    I’d love a measurement for the onion. What’s small for one person may not be small for someone else. The one you cut in the video I would consider pretty large.5 stars

  20. I just made this and it is fantastic!! I did read reviews and I charred the jalapeños first. I doubled my recipe but only used 1 lime. The flavors are amazing! Definitely a keeper.5 stars

  21. It really is the BEST EVER. Alot of recipes say that – but this one truly is. I loved it so much I went and bought the Meal Prep book. I am new to the “gluten-free” world so this is refreshing view.5 stars

  22. This is one I have put together that works well also:
    Gary’s Guacamole Recipe
    2 lb of Avocado (no skin no pits, just the meat)
    3/4 cup Toasted Sesame Seed Oil
    3 Teaspoons Garlic powder
    2 teaspoon Salt
    1/2 Teaspoon black pepper
    1/2 Teaspoon Smoked Paprika
    1 Tablespoon Lime Juice
    Tobasco Sauce or Jalapeno/Chili pepper powder (optional) to taste

  23. I was fortunate enough to be given a bag of Avocados some had just ripened so needed to use up fairly quickly .
    This Recipe for Guacamole is so easy & very tasty , sorry no photos as it was almost all gone for afternoon snacks , I  didn’t have a big enough red chilli so added some hot Sriracha  sauce to taste 
    It was so delicious 

  24. Very good and simple recipe! It was delicious. I didn’t have any jalapeños, so I added a little sprinkle of ground red pepper and it turned out excellent. Once, I was out of tomatoes, so I substituted a bit of salsa I had in the fridge and it was still perfect. I use this on burgers, or for dipping corn chips and it is very popular. Yesterday’s batch was gone before I got much, so make lots!5 stars

    1. This is definitely one where you’ll want to double the batch! Glad everyone enjoyed this guacamole recipe, John.

  25. Very tasty, thank you. I do have a problem with recipe. Maybe I am being picky but why did coriander suddenly start getting called cilantro? In English it is coriander, in Spanish it is cilantro. Look it up. Thank, great recipe.5 stars

    1. In America we generally call the seeds coriander and the leaves cilantro. It wasn’t sudden at all, it’s been that way for as long as I’ve been aware of it. Possibly because here we rarely use the leaves in anything but Mexican cuisine, so it seems appropriate to use the Spanish word, whereas the seeds are a relatively common kitchen spice used in a variety of dishes, so we stick to the English.

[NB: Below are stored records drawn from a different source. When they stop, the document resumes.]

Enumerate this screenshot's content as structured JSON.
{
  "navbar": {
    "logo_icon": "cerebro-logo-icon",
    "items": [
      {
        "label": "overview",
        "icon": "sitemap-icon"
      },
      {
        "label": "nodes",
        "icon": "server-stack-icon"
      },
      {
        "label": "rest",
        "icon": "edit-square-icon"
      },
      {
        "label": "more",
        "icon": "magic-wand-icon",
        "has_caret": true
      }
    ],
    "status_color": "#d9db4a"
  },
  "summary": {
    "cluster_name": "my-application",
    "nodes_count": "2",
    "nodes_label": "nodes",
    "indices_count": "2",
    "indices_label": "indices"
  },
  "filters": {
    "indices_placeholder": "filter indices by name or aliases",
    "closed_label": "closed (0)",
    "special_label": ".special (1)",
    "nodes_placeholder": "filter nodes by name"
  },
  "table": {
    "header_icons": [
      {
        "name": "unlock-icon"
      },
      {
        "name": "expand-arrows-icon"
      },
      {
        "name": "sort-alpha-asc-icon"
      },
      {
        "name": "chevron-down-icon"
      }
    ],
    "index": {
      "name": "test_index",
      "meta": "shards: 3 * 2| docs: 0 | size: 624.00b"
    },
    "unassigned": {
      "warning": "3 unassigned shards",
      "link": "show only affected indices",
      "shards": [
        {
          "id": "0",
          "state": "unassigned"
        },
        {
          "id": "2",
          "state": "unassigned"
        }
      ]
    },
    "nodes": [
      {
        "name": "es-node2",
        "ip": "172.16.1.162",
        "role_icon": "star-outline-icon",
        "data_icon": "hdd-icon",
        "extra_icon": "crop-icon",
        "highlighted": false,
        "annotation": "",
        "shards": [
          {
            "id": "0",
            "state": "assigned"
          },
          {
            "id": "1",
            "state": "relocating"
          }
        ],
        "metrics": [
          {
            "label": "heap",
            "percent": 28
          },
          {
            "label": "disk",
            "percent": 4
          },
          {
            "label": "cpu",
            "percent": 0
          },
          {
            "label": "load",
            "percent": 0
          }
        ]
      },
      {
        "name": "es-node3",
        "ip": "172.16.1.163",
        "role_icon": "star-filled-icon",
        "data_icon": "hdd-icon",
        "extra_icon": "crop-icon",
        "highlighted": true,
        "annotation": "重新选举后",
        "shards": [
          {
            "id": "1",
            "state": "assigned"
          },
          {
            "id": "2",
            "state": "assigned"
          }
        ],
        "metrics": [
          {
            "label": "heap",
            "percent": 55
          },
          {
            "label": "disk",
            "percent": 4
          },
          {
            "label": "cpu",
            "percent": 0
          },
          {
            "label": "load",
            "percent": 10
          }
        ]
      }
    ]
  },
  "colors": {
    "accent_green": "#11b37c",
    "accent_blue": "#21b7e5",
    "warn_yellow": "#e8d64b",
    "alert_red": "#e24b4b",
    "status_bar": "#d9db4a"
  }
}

      American English has a lot of Spanish language influence and loan words, being right next to Mexico and with a large Spanish speaking immigrant population.

      Language is a living thing. It develops and changes with time; it varies by region, or class, or culture; it influences and is influenced by other languages. So there’s no absolute correct usage, rather it’s a matter of how it’s used by particular people, in a particular place and at a particular time. Language isn’t black and white but many and varied colors. As long as it fulfills its function of communication with the people you need to communicate with, it’s all good.4 stars

    1. This is the best guacamole recipe out there. People who comment reviews on other recipes telling you what they added or left out and also how to use a word such as Cilantro vs coriander is ridiculous. Review THIS recipe. The Op doesn’t need to know you prefer tobacco sauce in your guacamole. Then find another recipe. If you hate Avocado, maybe don’t make guacamole and then review the recipe sayong you don’t like the recipe 🤣 maybe make something else.